The Italian, who inherited the lead after Dani Pedrosa
fell just in front of him on lap four, dropped out of a close second behind Fiat Yamaha team-mate Jorge Lorenzo
when he lost the front into turn two (see below for more pictures).
The 30-year-old hit the asphalt hard with his right shoulder before sliding onto the grass. A stunned Rossi attempted to continue but his M1 was too badly damaged and he was eventually forced to accept his first DNF (and second non-score) of the season.
“Today is a disappointment of course,” said Rossi. “We struggled here with the setting all weekend, but we made an improvement today and I got a good start and was able to stay in touch with Pedrosa.

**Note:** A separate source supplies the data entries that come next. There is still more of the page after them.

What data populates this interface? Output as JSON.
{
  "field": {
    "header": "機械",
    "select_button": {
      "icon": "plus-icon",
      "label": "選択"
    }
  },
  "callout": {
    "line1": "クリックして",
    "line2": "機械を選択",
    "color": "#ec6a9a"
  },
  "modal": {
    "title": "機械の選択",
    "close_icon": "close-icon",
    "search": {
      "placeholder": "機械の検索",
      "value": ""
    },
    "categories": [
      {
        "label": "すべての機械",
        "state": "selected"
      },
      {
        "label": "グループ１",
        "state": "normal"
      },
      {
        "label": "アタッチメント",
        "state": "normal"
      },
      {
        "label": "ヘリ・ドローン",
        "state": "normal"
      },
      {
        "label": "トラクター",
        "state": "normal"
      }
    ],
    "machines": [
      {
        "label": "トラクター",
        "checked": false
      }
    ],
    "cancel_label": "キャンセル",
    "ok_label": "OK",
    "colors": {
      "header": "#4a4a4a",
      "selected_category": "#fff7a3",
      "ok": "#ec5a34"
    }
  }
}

“Once he fell, I knew it would be between Jorge and I but I honestly don't know how it would have finished, because Jorge was very fast today. Of course, it would have been better to have finished second than not to finish at all!”
Upon returning to the pits, Rossi immediately began checking the telemetry to try and find out what he had done wrong. The answer, it seems, is that the six time MotoGP champion had been a little off-line.
“Unfortunately I ran wide on to a dirty part of the track at turn one and lost the front,” confirmed Rossi. “I tried to carry on but there was a problem with my throttle and it wasn't possible.”
“It was a bit of a strange crash, and this is why as soon as Valentino got back he wanted to check the data,” added team manager Davide Brivio. “It seems he just found himself on a dirty part of the track and so when he braked he lost the front and that was it.”
Rossi's surprise error has halved his world championship lead to 25 points over Lorenzo heading into Misano, just a few miles from Rossi's home town.
“I want to congratulate Jorge for his victory and now we look forward to coming back to the front at Misano. We are still leading the championship and this is the most important thing,” Rossi concluded.